_Work to complete_: Find the lines below in which the string "saturate" occurs. Copy each one.

(Saved data entries)

*** Begin section ***

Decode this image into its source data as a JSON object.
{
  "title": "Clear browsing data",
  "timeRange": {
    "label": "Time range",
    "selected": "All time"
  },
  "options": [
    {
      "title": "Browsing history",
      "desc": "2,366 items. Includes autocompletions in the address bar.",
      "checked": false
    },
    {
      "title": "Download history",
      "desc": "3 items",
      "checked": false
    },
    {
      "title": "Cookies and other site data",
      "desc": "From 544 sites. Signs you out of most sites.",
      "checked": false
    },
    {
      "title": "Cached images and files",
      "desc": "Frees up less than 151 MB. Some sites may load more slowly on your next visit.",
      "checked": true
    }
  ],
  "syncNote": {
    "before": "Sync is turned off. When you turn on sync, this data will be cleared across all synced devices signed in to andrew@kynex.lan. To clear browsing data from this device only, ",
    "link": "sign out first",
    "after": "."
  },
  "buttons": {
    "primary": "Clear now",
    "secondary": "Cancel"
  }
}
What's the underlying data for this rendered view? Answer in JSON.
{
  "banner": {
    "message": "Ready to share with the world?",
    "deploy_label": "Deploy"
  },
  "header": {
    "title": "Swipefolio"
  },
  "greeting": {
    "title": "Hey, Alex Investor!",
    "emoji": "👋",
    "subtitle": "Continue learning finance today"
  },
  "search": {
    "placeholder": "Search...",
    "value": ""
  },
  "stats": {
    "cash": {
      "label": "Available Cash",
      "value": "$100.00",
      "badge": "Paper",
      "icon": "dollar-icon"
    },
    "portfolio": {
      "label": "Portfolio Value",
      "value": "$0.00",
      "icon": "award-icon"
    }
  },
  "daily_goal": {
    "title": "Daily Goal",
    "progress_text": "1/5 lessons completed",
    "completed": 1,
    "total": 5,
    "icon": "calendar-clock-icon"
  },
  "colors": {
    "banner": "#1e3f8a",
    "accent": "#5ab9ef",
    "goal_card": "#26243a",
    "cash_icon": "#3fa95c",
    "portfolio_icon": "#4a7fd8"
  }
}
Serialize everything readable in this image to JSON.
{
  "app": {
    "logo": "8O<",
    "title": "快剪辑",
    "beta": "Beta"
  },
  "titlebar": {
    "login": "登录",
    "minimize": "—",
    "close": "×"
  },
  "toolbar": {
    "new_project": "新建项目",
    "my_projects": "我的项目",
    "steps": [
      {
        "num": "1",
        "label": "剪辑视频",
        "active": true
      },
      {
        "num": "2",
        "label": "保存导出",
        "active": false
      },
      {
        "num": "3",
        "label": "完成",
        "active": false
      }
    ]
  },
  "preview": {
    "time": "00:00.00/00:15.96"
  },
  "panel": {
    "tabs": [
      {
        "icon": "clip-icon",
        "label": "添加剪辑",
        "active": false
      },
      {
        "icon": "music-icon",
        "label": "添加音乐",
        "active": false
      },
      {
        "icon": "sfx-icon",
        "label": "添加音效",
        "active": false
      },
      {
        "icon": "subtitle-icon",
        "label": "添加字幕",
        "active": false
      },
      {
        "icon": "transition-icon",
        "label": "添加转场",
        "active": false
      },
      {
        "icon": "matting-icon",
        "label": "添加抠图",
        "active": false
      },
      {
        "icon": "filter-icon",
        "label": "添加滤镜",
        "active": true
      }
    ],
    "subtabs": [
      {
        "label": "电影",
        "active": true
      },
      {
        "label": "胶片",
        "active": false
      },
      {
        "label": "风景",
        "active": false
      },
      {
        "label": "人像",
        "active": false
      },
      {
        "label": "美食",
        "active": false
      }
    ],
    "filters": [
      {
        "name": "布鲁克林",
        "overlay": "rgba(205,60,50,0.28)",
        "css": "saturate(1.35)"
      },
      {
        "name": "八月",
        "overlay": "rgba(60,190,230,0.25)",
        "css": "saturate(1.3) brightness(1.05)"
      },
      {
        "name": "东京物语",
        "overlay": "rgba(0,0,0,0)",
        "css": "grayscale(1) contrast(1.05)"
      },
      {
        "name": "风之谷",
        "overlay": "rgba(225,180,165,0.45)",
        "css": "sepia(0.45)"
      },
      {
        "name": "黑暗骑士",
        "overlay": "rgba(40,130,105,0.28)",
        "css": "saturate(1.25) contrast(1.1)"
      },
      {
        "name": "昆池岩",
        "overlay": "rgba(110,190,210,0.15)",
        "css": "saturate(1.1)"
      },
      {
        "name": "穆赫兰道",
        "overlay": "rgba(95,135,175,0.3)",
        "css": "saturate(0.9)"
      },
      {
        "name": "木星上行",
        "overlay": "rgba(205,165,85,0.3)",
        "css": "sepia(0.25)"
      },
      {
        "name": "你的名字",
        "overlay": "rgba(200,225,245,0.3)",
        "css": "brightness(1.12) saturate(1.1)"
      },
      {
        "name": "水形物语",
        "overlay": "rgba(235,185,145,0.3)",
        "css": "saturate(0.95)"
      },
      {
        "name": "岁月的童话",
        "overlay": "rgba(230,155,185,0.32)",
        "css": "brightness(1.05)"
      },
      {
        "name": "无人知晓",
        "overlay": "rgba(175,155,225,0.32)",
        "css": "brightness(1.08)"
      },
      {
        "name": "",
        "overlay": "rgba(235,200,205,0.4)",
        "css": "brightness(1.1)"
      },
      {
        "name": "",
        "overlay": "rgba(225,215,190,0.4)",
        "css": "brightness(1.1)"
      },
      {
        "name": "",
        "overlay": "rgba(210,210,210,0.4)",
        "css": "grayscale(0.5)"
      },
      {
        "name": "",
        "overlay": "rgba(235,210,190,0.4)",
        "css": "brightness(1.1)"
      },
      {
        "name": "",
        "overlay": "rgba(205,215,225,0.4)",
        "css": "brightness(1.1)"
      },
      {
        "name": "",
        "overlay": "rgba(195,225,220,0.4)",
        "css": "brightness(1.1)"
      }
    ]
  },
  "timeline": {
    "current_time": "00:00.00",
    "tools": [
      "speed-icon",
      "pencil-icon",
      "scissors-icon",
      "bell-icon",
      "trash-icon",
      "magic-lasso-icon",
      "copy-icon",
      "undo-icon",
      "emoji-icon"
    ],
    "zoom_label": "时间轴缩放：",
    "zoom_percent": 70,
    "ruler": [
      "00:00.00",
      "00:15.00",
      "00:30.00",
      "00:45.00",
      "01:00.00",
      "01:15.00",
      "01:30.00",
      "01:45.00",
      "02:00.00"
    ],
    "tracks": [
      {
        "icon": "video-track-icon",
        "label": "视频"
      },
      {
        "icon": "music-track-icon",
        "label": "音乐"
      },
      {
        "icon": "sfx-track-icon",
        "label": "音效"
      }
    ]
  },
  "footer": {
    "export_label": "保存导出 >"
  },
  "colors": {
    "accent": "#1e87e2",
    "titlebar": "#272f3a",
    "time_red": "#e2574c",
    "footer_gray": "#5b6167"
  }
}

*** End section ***

_Task output_:
        "css": "saturate(1.35)"
        "css": "saturate(1.3) brightness(1.05)"
        "css": "saturate(1.25) contrast(1.1)"
        "css": "saturate(1.1)"
        "css": "saturate(0.9)"
        "css": "brightness(1.12) saturate(1.1)"
        "css": "saturate(0.95)"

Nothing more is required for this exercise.